Shhh...it's in HD
The availability of a program in HD used to be big news, worthy of press releases and excitement, but it looks like the networks are beginning to "soft-launch" HD programming. HBO decided that next year's season of Six Feet Under
(below) will be in HDTV, but don't look for it to make a big deal over it. And that came less than a week after NBC began broadcasting ER
in HDTV in a launch so soft that stations learned about it from a memo the morning of the broadcast. Even NBC executives couldn't confirm the next day that the broadcast was in HD, although station executives could.—K.K.
Nets eye rings
ABC, CBS, NBC and Turner have had meetings in Switzerland with International Olympic Committee officials to discuss the bidding process for the 2010 and 2012 games. Sources say each company pitched the IOC on how their companies could "further grow and promote the Olympics." IOC officials were also curious how each company planned to integrate new media into the coverage. Sources say it's likely the rights to the '10 and '12 games will be a package deal. Negotiations start within the next year, but the networks want to wait until at least July 2003, when the venue for the '10 games will be awarded. IOC officials promise a "completely open bidding process," says one network source, where everyone will get a chance to bid. That would contrast with NBC's 2000-'08 preemptive strike. Fox was not present but has held separate meetings with the IOC.—S.M.

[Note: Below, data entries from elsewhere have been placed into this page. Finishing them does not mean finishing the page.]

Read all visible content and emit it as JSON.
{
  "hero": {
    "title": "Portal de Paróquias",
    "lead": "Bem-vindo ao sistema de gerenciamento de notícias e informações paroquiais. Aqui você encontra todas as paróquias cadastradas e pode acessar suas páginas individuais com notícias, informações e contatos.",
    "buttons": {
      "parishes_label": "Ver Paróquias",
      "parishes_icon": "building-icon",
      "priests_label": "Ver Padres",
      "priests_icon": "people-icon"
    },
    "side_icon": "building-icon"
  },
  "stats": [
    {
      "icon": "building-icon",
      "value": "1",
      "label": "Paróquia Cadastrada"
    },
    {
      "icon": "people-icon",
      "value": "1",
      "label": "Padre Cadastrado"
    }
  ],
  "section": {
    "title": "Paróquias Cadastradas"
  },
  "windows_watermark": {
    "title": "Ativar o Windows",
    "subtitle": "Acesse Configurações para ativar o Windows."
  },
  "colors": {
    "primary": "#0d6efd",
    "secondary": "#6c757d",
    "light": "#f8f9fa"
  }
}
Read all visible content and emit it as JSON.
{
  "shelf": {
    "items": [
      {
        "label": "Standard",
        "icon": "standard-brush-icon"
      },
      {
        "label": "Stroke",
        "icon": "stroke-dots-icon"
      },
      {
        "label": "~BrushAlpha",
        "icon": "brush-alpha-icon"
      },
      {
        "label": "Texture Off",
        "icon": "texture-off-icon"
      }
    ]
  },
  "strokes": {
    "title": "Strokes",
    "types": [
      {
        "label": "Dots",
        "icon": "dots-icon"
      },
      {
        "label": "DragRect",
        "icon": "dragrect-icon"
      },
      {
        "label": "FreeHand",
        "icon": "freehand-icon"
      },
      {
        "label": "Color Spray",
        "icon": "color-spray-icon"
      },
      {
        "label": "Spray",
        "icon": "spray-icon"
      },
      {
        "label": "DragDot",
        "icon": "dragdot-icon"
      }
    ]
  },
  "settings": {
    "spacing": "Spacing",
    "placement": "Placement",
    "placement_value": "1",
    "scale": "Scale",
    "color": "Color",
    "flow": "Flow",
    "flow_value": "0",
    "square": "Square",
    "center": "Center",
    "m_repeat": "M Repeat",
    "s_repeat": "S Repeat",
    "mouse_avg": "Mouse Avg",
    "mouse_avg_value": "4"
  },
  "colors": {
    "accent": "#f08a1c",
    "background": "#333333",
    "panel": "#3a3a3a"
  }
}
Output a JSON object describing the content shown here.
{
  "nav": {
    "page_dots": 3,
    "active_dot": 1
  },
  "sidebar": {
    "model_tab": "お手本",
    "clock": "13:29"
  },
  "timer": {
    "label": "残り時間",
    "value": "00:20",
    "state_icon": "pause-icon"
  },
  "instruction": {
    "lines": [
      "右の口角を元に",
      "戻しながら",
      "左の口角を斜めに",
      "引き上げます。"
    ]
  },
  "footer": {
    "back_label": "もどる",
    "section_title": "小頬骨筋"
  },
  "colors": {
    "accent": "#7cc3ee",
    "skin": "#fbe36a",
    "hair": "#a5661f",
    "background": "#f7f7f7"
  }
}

Churn at Charter
So, will Paul Allen (above) save Charter? Investors pounded the cable company's stock to an all-time low of $1.41 per share after the company cautioned last Wednesday that the third quarter wouldn't come in quite as planned. (Cash-flow growth is 0.7 points short of the 13.7% promised. Horrors.) Then, on Friday, the Street was furiously buzzing that CEO Carl Vogel had resigned. (Not true.) That then shifted to rumors that CFO Kent Kalkwarf had resigned. (Not true.) Now everyone is waiting for the outcome of a meeting between Vogel and Charter megabillionaire Chairman Allen this week in Seattle. The long-scheduled meeting will have a new topic: Is Allen going to do anything more than tease investors that he might throw new money Charter's way?–J.M.H.
The agency appears deadlocked on broadcasters' digital cable carriage rights. A few weeks ago, they seemed set on a rulemaking that rejected dual analog/digital carriage during the DTV transition but tentatively concluded that stations are entitled to carriage of all free channels. Sources say the split pits Commissioners Michael Copps and Kevin Martin, who favor full carriage rights, against Michael Powell and Kathleen Abernathy, who oppose any mandate until the constitutionality of such a move is clear.—B.M.